Your task —
What lines in the data hold the string "icon"? Show them.

- Opening Delimiter -

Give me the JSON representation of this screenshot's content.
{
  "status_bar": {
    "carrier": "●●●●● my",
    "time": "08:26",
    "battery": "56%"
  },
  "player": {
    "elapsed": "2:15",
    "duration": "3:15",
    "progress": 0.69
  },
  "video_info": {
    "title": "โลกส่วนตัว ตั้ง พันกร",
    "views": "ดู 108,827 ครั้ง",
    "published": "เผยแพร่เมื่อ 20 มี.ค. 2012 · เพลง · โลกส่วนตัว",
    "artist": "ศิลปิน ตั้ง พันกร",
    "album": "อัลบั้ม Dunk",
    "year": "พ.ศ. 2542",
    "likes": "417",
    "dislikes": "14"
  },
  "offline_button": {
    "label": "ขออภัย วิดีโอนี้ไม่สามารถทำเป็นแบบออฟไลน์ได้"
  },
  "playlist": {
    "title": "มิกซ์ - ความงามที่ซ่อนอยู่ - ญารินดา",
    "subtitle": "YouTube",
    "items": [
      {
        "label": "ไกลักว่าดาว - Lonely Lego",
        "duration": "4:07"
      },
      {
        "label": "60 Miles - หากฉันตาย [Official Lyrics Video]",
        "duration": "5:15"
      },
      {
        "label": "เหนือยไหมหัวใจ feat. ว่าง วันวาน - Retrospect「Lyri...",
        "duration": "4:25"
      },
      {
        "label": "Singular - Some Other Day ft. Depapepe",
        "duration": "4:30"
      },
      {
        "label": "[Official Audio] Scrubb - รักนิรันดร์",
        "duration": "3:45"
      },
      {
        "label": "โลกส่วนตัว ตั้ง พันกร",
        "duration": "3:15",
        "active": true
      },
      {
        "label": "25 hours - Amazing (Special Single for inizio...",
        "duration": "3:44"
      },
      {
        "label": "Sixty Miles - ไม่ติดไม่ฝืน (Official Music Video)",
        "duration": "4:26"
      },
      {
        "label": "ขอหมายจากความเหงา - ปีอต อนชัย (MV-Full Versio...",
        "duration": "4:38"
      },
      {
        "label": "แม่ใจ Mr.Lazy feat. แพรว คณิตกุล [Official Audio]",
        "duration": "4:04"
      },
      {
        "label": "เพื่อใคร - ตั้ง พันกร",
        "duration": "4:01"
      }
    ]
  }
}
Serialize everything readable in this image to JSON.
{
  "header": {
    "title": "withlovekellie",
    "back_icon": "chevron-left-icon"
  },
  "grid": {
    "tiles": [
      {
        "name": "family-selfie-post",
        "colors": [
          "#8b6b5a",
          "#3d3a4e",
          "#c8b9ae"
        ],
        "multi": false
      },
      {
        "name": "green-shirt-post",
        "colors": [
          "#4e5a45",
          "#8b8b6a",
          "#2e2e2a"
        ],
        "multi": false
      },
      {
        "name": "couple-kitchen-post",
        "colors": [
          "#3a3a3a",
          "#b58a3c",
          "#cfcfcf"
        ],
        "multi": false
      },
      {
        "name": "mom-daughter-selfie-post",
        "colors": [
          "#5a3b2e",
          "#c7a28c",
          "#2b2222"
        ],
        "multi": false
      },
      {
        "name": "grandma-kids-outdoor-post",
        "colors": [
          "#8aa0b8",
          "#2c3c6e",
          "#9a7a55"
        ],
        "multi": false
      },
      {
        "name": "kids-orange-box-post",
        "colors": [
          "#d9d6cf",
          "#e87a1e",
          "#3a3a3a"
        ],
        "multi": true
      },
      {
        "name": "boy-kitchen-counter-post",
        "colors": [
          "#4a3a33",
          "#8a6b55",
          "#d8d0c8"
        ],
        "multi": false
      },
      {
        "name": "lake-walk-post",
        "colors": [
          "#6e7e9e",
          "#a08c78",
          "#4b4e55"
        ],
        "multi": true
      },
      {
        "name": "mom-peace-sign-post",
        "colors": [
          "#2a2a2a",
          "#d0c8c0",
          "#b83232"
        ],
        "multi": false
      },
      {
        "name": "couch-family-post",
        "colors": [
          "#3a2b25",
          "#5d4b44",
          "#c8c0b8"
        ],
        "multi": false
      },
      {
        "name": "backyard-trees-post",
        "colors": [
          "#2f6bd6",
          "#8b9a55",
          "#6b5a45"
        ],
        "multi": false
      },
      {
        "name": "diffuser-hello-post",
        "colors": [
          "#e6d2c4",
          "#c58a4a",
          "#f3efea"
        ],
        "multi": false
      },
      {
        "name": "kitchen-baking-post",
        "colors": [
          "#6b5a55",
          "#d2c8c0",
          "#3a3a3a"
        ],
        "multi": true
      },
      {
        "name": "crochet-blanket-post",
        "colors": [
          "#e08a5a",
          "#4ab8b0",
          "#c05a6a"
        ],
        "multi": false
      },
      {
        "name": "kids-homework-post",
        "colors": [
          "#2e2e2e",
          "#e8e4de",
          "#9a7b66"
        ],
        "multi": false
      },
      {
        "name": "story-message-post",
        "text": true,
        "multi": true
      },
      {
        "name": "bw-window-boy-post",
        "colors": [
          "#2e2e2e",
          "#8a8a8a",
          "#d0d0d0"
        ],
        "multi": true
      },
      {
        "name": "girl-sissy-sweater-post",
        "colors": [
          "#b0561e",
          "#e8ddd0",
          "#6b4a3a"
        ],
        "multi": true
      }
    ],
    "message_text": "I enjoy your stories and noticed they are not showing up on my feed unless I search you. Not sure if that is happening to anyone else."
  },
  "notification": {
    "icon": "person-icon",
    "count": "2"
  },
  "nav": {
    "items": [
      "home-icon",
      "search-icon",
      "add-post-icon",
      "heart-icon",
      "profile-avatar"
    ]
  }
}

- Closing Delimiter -

Exercise solution —
    "back_icon": "chevron-left-icon"
    "icon": "person-icon",
      "home-icon",
      "search-icon",
      "add-post-icon",
      "heart-icon",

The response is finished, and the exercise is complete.